§ Required work:
Whenever "value" appears in a line of the entries below, that line counts; give the total only.

[Saved data entries]
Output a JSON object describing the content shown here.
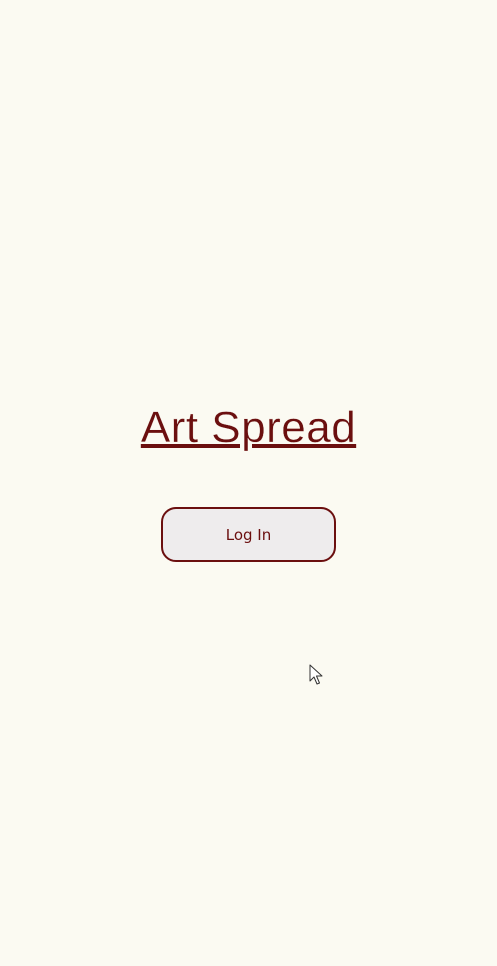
{
  "app": {
    "title": "Art Spread"
  },
  "actions": {
    "login_label": "Log In"
  },
  "icons": {
    "pointer": "mouse-pointer-icon"
  },
  "colors": {
    "background": "#fbfaf2",
    "accent": "#6b0f0f",
    "button_fill": "#eeeced"
  }
}
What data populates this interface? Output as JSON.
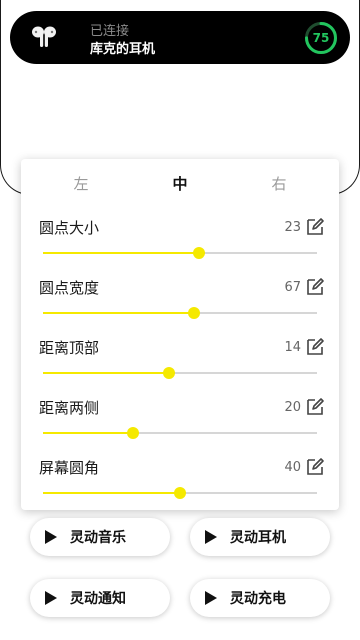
{
  "island": {
    "status": "已连接",
    "device_name": "库克的耳机",
    "battery": 75,
    "battery_color": "#22c55e",
    "icon": "earbuds-icon"
  },
  "tabs": [
    {
      "label": "左",
      "active": false
    },
    {
      "label": "中",
      "active": true
    },
    {
      "label": "右",
      "active": false
    }
  ],
  "settings": [
    {
      "label": "圆点大小",
      "value": "23",
      "level": 0.57
    },
    {
      "label": "圆点宽度",
      "value": "67",
      "level": 0.55
    },
    {
      "label": "距离顶部",
      "value": "14",
      "level": 0.46
    },
    {
      "label": "距离两侧",
      "value": "20",
      "level": 0.33
    },
    {
      "label": "屏幕圆角",
      "value": "40",
      "level": 0.5
    }
  ],
  "slider_color": "#f5e900",
  "buttons": [
    {
      "label": "灵动音乐",
      "icon": "play-icon"
    },
    {
      "label": "灵动耳机",
      "icon": "play-icon"
    },
    {
      "label": "灵动通知",
      "icon": "play-icon"
    },
    {
      "label": "灵动充电",
      "icon": "play-icon"
    }
  ]
}
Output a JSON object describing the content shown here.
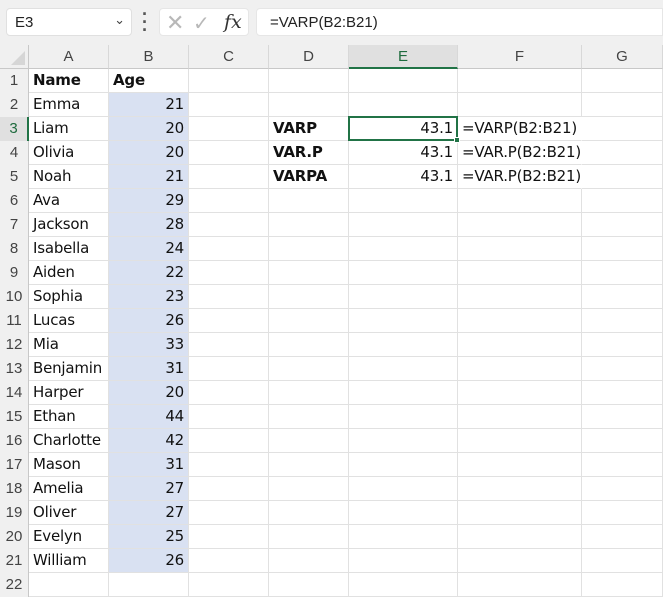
{
  "formula_bar": {
    "name_box": "E3",
    "formula": "=VARP(B2:B21)",
    "icons": [
      "chevron-down-icon",
      "more-options-icon",
      "cancel-icon",
      "enter-icon",
      "insert-function-icon"
    ]
  },
  "columns": [
    "A",
    "B",
    "C",
    "D",
    "E",
    "F",
    "G"
  ],
  "selected_column": "E",
  "selected_row": 3,
  "rows": [
    1,
    2,
    3,
    4,
    5,
    6,
    7,
    8,
    9,
    10,
    11,
    12,
    13,
    14,
    15,
    16,
    17,
    18,
    19,
    20,
    21,
    22
  ],
  "headers": {
    "name": "Name",
    "age": "Age"
  },
  "people": [
    {
      "name": "Emma",
      "age": 21
    },
    {
      "name": "Liam",
      "age": 20
    },
    {
      "name": "Olivia",
      "age": 20
    },
    {
      "name": "Noah",
      "age": 21
    },
    {
      "name": "Ava",
      "age": 29
    },
    {
      "name": "Jackson",
      "age": 28
    },
    {
      "name": "Isabella",
      "age": 24
    },
    {
      "name": "Aiden",
      "age": 22
    },
    {
      "name": "Sophia",
      "age": 23
    },
    {
      "name": "Lucas",
      "age": 26
    },
    {
      "name": "Mia",
      "age": 33
    },
    {
      "name": "Benjamin",
      "age": 31
    },
    {
      "name": "Harper",
      "age": 20
    },
    {
      "name": "Ethan",
      "age": 44
    },
    {
      "name": "Charlotte",
      "age": 42
    },
    {
      "name": "Mason",
      "age": 31
    },
    {
      "name": "Amelia",
      "age": 27
    },
    {
      "name": "Oliver",
      "age": 27
    },
    {
      "name": "Evelyn",
      "age": 25
    },
    {
      "name": "William",
      "age": 26
    }
  ],
  "results": [
    {
      "label": "VARP",
      "value": "43.1",
      "formula": "=VARP(B2:B21)"
    },
    {
      "label": "VAR.P",
      "value": "43.1",
      "formula": "=VAR.P(B2:B21)"
    },
    {
      "label": "VARPA",
      "value": "43.1",
      "formula": "=VAR.P(B2:B21)"
    }
  ]
}
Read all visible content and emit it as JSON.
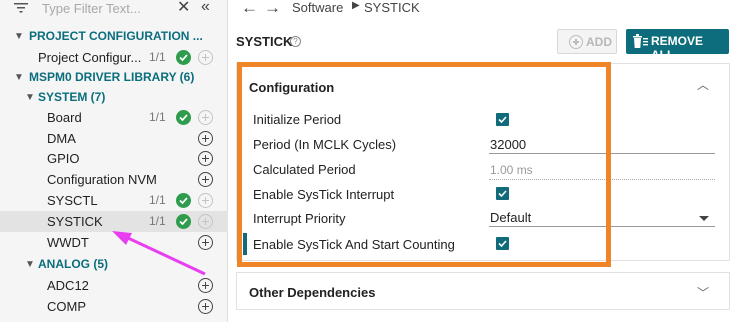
{
  "filter": {
    "placeholder": "Type Filter Text...",
    "clear_icon": "close-icon",
    "collapse_icon": "collapse-all-icon"
  },
  "tree": [
    {
      "kind": "category",
      "label": "PROJECT CONFIGURATION ...",
      "expanded": true
    },
    {
      "kind": "item",
      "label": "Project Configur...",
      "count": "1/1",
      "status": "ok",
      "add": "disabled"
    },
    {
      "kind": "category",
      "label": "MSPM0 DRIVER LIBRARY (6)",
      "expanded": true
    },
    {
      "kind": "category",
      "label": "SYSTEM (7)",
      "expanded": true
    },
    {
      "kind": "item",
      "label": "Board",
      "count": "1/1",
      "status": "ok",
      "add": "disabled"
    },
    {
      "kind": "item",
      "label": "DMA",
      "count": "",
      "status": "",
      "add": "enabled"
    },
    {
      "kind": "item",
      "label": "GPIO",
      "count": "",
      "status": "",
      "add": "enabled"
    },
    {
      "kind": "item",
      "label": "Configuration NVM",
      "count": "",
      "status": "",
      "add": "enabled"
    },
    {
      "kind": "item",
      "label": "SYSCTL",
      "count": "1/1",
      "status": "ok",
      "add": "disabled"
    },
    {
      "kind": "item",
      "label": "SYSTICK",
      "count": "1/1",
      "status": "ok",
      "add": "disabled",
      "selected": true
    },
    {
      "kind": "item",
      "label": "WWDT",
      "count": "",
      "status": "",
      "add": "enabled"
    },
    {
      "kind": "category",
      "label": "ANALOG (5)",
      "expanded": true
    },
    {
      "kind": "item",
      "label": "ADC12",
      "count": "",
      "status": "",
      "add": "enabled"
    },
    {
      "kind": "item",
      "label": "COMP",
      "count": "",
      "status": "",
      "add": "enabled"
    }
  ],
  "breadcrumb": {
    "parent": "Software",
    "current": "SYSTICK"
  },
  "header": {
    "title": "SYSTICK",
    "add_label": "ADD",
    "remove_all_label": "REMOVE ALL"
  },
  "config": {
    "title": "Configuration",
    "rows": [
      {
        "label": "Initialize Period",
        "type": "checkbox",
        "checked": true
      },
      {
        "label": "Period (In MCLK Cycles)",
        "type": "text",
        "value": "32000"
      },
      {
        "label": "Calculated Period",
        "type": "readonly",
        "value": "1.00 ms"
      },
      {
        "label": "Enable SysTick Interrupt",
        "type": "checkbox",
        "checked": true
      },
      {
        "label": "Interrupt Priority",
        "type": "select",
        "value": "Default"
      },
      {
        "label": "Enable SysTick And Start Counting",
        "type": "checkbox",
        "checked": true
      }
    ]
  },
  "other_dependencies": {
    "title": "Other Dependencies"
  },
  "colors": {
    "accent": "#0e6d7d",
    "ok": "#2e9c4c",
    "highlight": "#f08528",
    "annotation_arrow": "#e83ff0"
  }
}
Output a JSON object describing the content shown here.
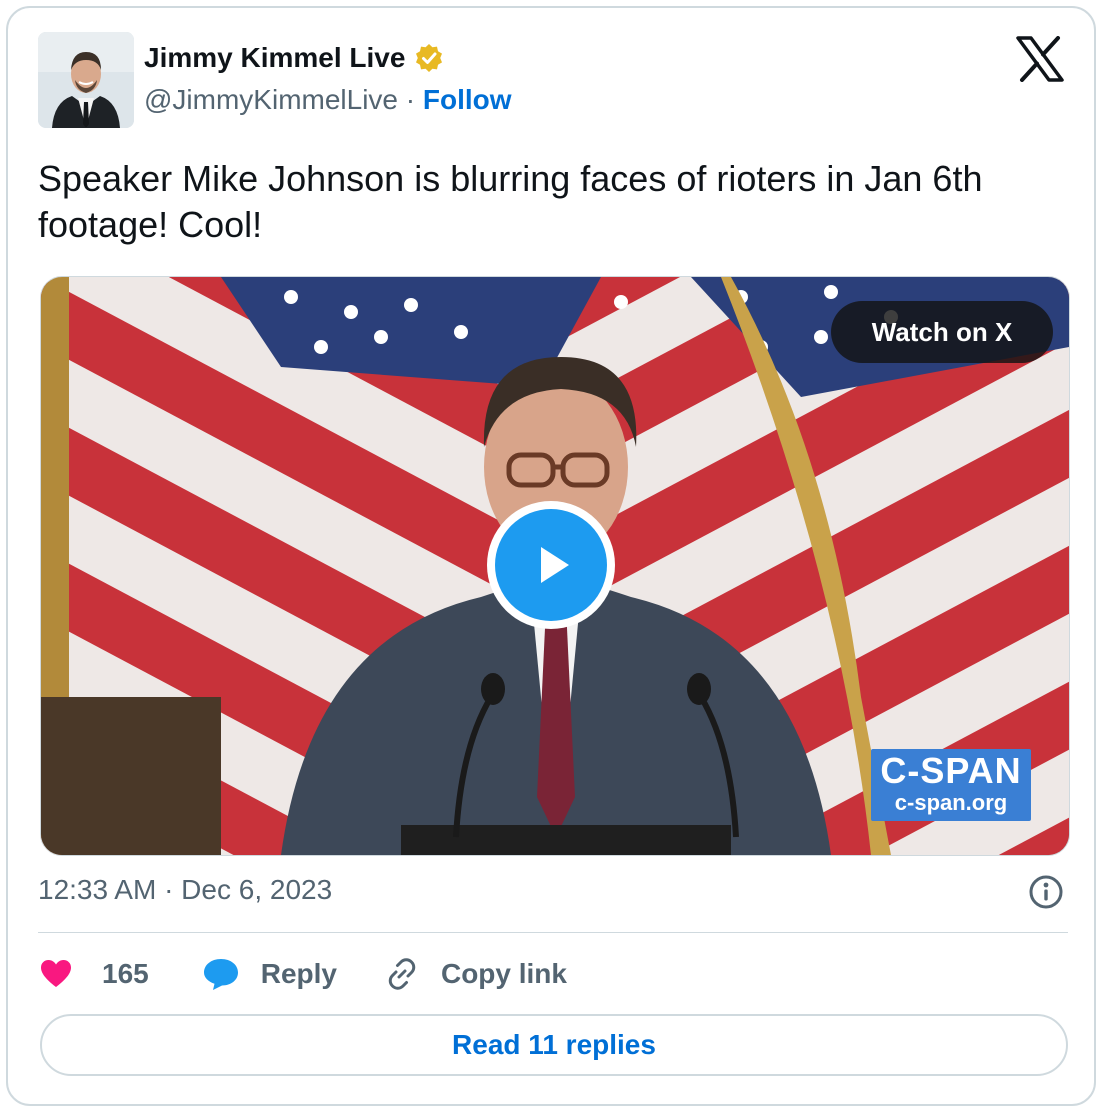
{
  "author": {
    "name": "Jimmy Kimmel Live",
    "handle": "@JimmyKimmelLive",
    "separator": "·",
    "follow_label": "Follow"
  },
  "icons": {
    "brand": "x-logo-icon",
    "verified": "verified-badge-icon",
    "play": "play-icon",
    "info": "info-icon",
    "like": "heart-icon",
    "reply": "speech-bubble-icon",
    "copy": "link-icon"
  },
  "tweet": {
    "text": "Speaker Mike Johnson is blurring faces of rioters in Jan 6th footage! Cool!"
  },
  "media": {
    "watch_label": "Watch on X",
    "watermark_logo": "C-SPAN",
    "watermark_url": "c-span.org"
  },
  "timestamp": "12:33 AM · Dec 6, 2023",
  "actions": {
    "like_count": "165",
    "reply_label": "Reply",
    "copy_label": "Copy link"
  },
  "read_replies_label": "Read 11 replies",
  "colors": {
    "link_blue": "#006fd6",
    "play_blue": "#1d9bf0",
    "like_pink": "#f91880",
    "verified_gold": "#e8b923",
    "muted_text": "#536471",
    "border": "#cfd9de"
  }
}
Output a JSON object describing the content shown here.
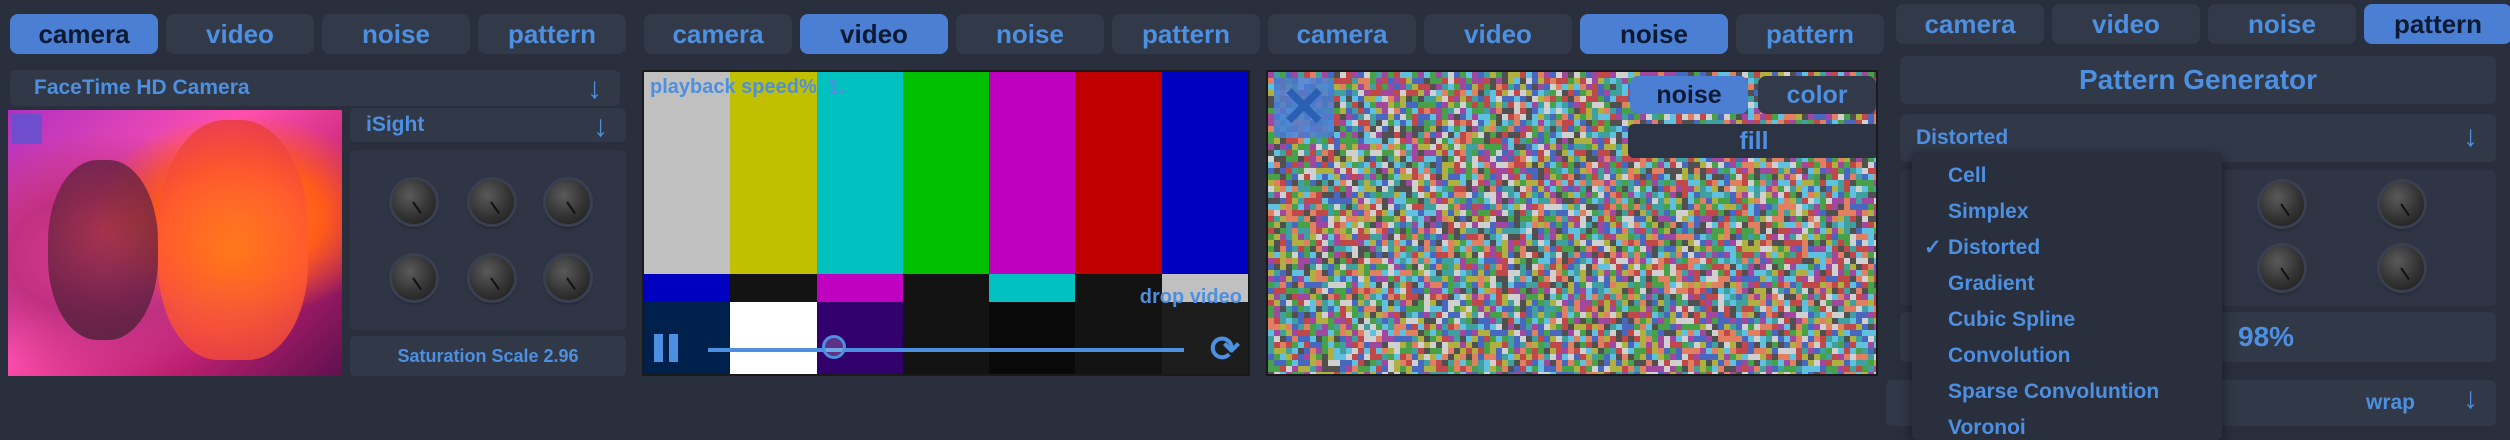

§ Solution for this task:
11